“Contentious, emotional, combative, and polarizing.”

The 2016 presidential campaign marked an unprecedented moment in the United States’ history. To help understand this campaign and consider what the future for governance may be, Dr. Kenneth P. Ruscio, president of Washington & Lee University, put together a panel of political scientists for a discussion titled “After the Vote,” which was held on Thursday, Nov. 10.

“Tonight, it’s our intention to step back from the rush of events and commentary that we’ve seen to-date and reflect on what has transpired and perhaps most important, assess how the trajectory of this campaign and the results have shaped the trajectory of government for the future,” said Ruscio in his opening remarks.

Ruscio, a former dean of the Jepson School, began planning for the event over the summer as part of his role as 2016–17 Jepson School leader-in-residence, a program through which the Jepson School invites local, state, and national leaders to play an active role in the Jepson community.

Panelists for the event were Dr. James W. Ceaser, professor of politics at the University of Virginia; Dr. Diana M. Owen, associate professor of political science at Georgetown University; and Dr. Robert S. Strong, William Lyne Wilson professor of politics at Washington & Lee University.
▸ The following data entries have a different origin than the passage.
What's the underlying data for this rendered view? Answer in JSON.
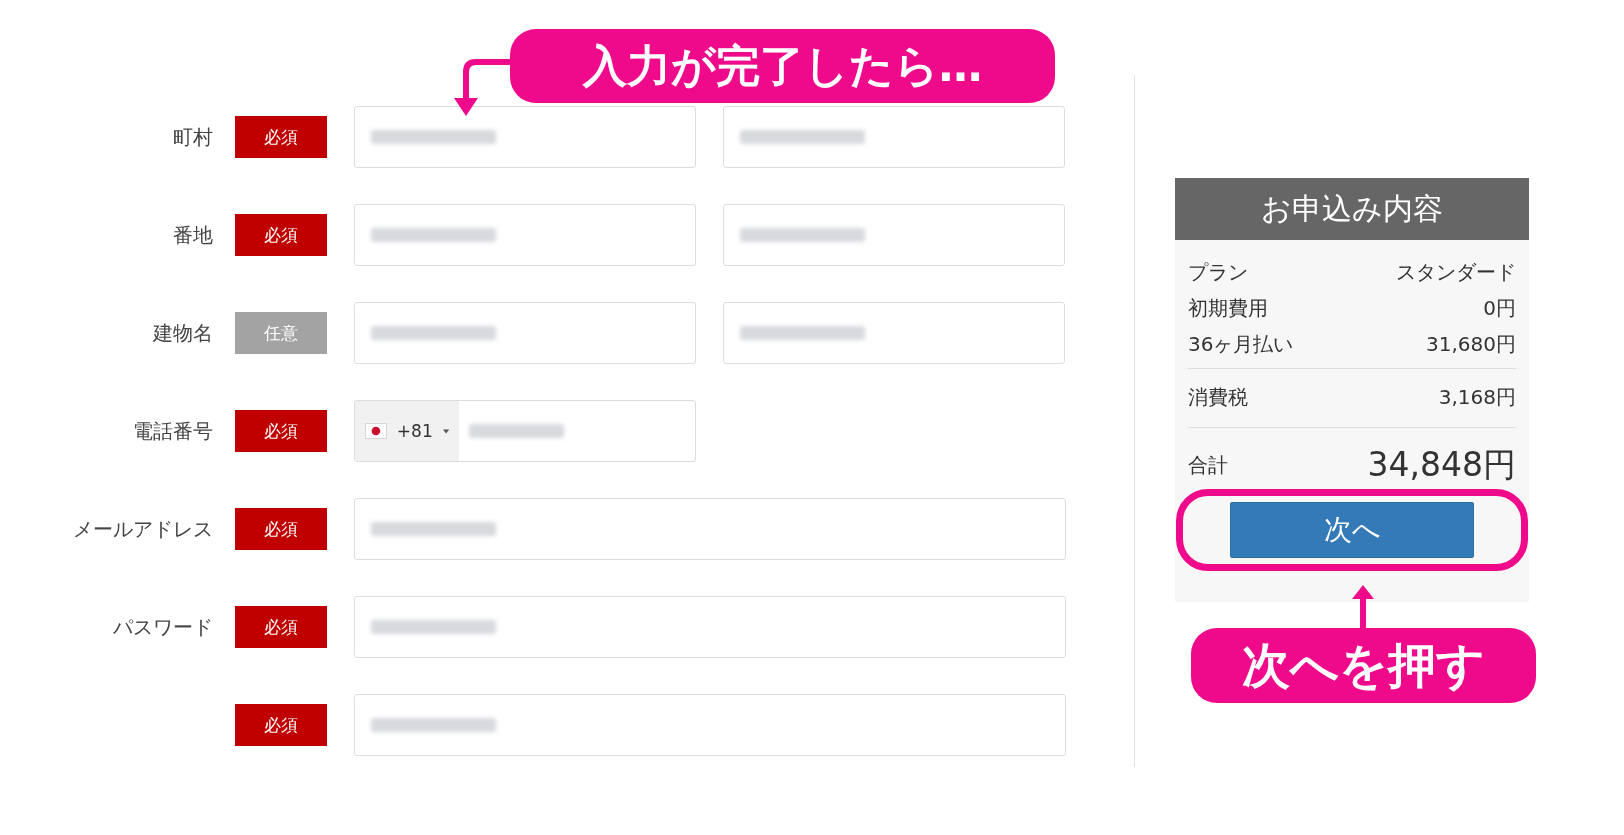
{
  "form": {
    "rows": [
      {
        "label": "町村",
        "badge": "必須",
        "required": true,
        "kind": "pair"
      },
      {
        "label": "番地",
        "badge": "必須",
        "required": true,
        "kind": "pair"
      },
      {
        "label": "建物名",
        "badge": "任意",
        "required": false,
        "kind": "pair"
      },
      {
        "label": "電話番号",
        "badge": "必須",
        "required": true,
        "kind": "phone",
        "dial_code": "+81"
      },
      {
        "label": "メールアドレス",
        "badge": "必須",
        "required": true,
        "kind": "wide"
      },
      {
        "label": "パスワード",
        "badge": "必須",
        "required": true,
        "kind": "wide"
      },
      {
        "label": "",
        "badge": "必須",
        "required": true,
        "kind": "wide"
      }
    ]
  },
  "summary": {
    "title": "お申込み内容",
    "groups": [
      [
        {
          "label": "プラン",
          "value": "スタンダード"
        },
        {
          "label": "初期費用",
          "value": "0円"
        },
        {
          "label": "36ヶ月払い",
          "value": "31,680円"
        }
      ],
      [
        {
          "label": "消費税",
          "value": "3,168円"
        }
      ]
    ],
    "total": {
      "label": "合計",
      "value": "34,848円"
    },
    "button": "次へ"
  },
  "annotations": {
    "top_callout": "入力が完了したら…",
    "bottom_callout": "次へを押す"
  }
}
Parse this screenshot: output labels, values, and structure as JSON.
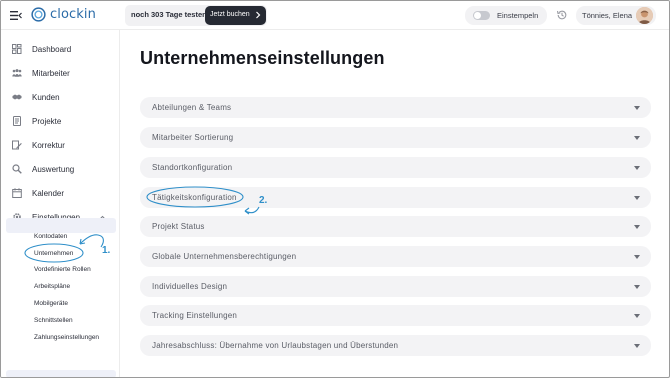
{
  "app": {
    "name": "clockin",
    "brand_color": "#2b6ca8"
  },
  "topbar": {
    "trial_text": "noch 303 Tage testen",
    "trial_button": "Jetzt buchen",
    "clock_in_label": "Einstempeln",
    "user_name": "Tönnies, Elena"
  },
  "sidebar": {
    "items": [
      {
        "label": "Dashboard",
        "icon": "dashboard-icon"
      },
      {
        "label": "Mitarbeiter",
        "icon": "employees-icon"
      },
      {
        "label": "Kunden",
        "icon": "handshake-icon"
      },
      {
        "label": "Projekte",
        "icon": "projects-icon"
      },
      {
        "label": "Korrektur",
        "icon": "edit-icon"
      },
      {
        "label": "Auswertung",
        "icon": "search-icon"
      },
      {
        "label": "Kalender",
        "icon": "calendar-icon"
      },
      {
        "label": "Einstellungen",
        "icon": "gear-icon"
      }
    ],
    "subitems": [
      "Kontodaten",
      "Unternehmen",
      "Vordefinierte Rollen",
      "Arbeitspläne",
      "Mobilgeräte",
      "Schnittstellen",
      "Zahlungseinstellungen"
    ],
    "active_subitem": "Unternehmen"
  },
  "main": {
    "title": "Unternehmenseinstellungen",
    "sections": [
      "Abteilungen & Teams",
      "Mitarbeiter Sortierung",
      "Standortkonfiguration",
      "Tätigkeitskonfiguration",
      "Projekt Status",
      "Globale Unternehmensberechtigungen",
      "Individuelles Design",
      "Tracking Einstellungen",
      "Jahresabschluss: Übernahme von Urlaubstagen und Überstunden"
    ]
  },
  "annotations": {
    "step1": "1.",
    "step2": "2.",
    "color": "#2f8fc9"
  }
}
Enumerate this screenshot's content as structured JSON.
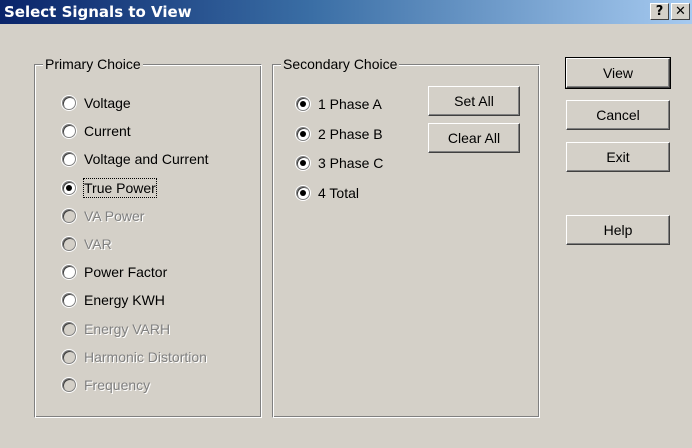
{
  "window": {
    "title": "Select Signals to View",
    "help_glyph": "?",
    "close_glyph": "✕"
  },
  "primary": {
    "label": "Primary Choice",
    "options": [
      {
        "label": "Voltage",
        "checked": false,
        "disabled": false
      },
      {
        "label": "Current",
        "checked": false,
        "disabled": false
      },
      {
        "label": "Voltage and Current",
        "checked": false,
        "disabled": false
      },
      {
        "label": "True Power",
        "checked": true,
        "disabled": false
      },
      {
        "label": "VA Power",
        "checked": false,
        "disabled": true
      },
      {
        "label": "VAR",
        "checked": false,
        "disabled": true
      },
      {
        "label": "Power Factor",
        "checked": false,
        "disabled": false
      },
      {
        "label": "Energy KWH",
        "checked": false,
        "disabled": false
      },
      {
        "label": "Energy VARH",
        "checked": false,
        "disabled": true
      },
      {
        "label": "Harmonic Distortion",
        "checked": false,
        "disabled": true
      },
      {
        "label": "Frequency",
        "checked": false,
        "disabled": true
      }
    ]
  },
  "secondary": {
    "label": "Secondary Choice",
    "options": [
      {
        "label": "1 Phase A",
        "checked": true
      },
      {
        "label": "2 Phase B",
        "checked": true
      },
      {
        "label": "3 Phase C",
        "checked": true
      },
      {
        "label": "4 Total",
        "checked": true
      }
    ],
    "set_all": "Set All",
    "clear_all": "Clear All"
  },
  "buttons": {
    "view": "View",
    "cancel": "Cancel",
    "exit": "Exit",
    "help": "Help"
  }
}
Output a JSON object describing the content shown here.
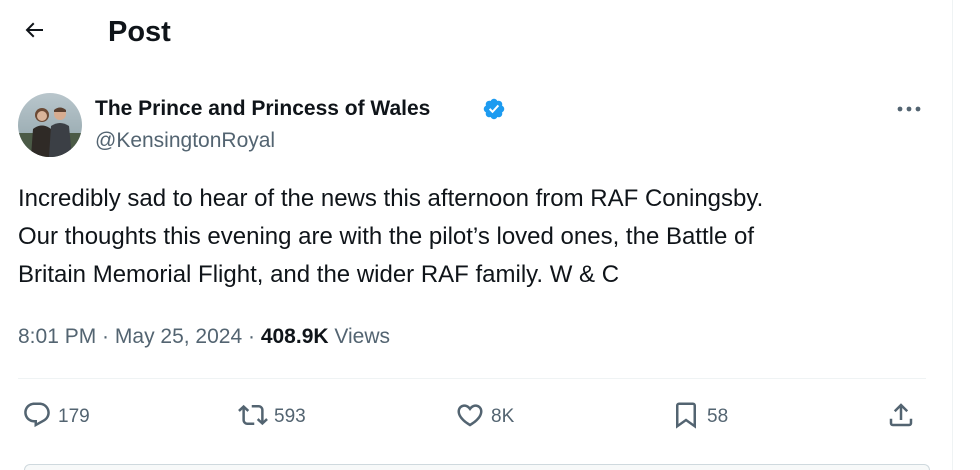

Ruscio began the discussion by asking panelists about their initial thoughts before turning to more specific notes about the nature of the campaign, communications, shifts in the electorate, and the roles of the press and social media.

“I think the conclusion is that the ‘party of the people’ is not the party of the people,” said Ceaser, responding to a question from Ruscio about the state of American political parties.

“We’ve seen the role of social media in elections increase both on the side of campaigns who are using it to get their message out, and on the part of the public, who is using it to get the information about the campaigns,” said Owen.

Following the moderated questions, Ruscio opened the floor to audience members to ask questions and lines quickly formed at the microphone as people expressed their hopes for and anxieties about the future. As he concluded the program, Ruscio pointed to institutions of higher education as the hope for the successful continuation of American democracy.

“There are two historical purposes that higher education serves in this country. One is to produce achieving individuals so that they can be productive in the economic marketplace,” Ruscio said. “That second purpose of higher education—to educate citizens and leaders who will be effective in the political system in our complex democracy—I think that purpose should now rise in ascendency. We have an obligation to produce not just productive citizens–productive, yes—but also citizens.”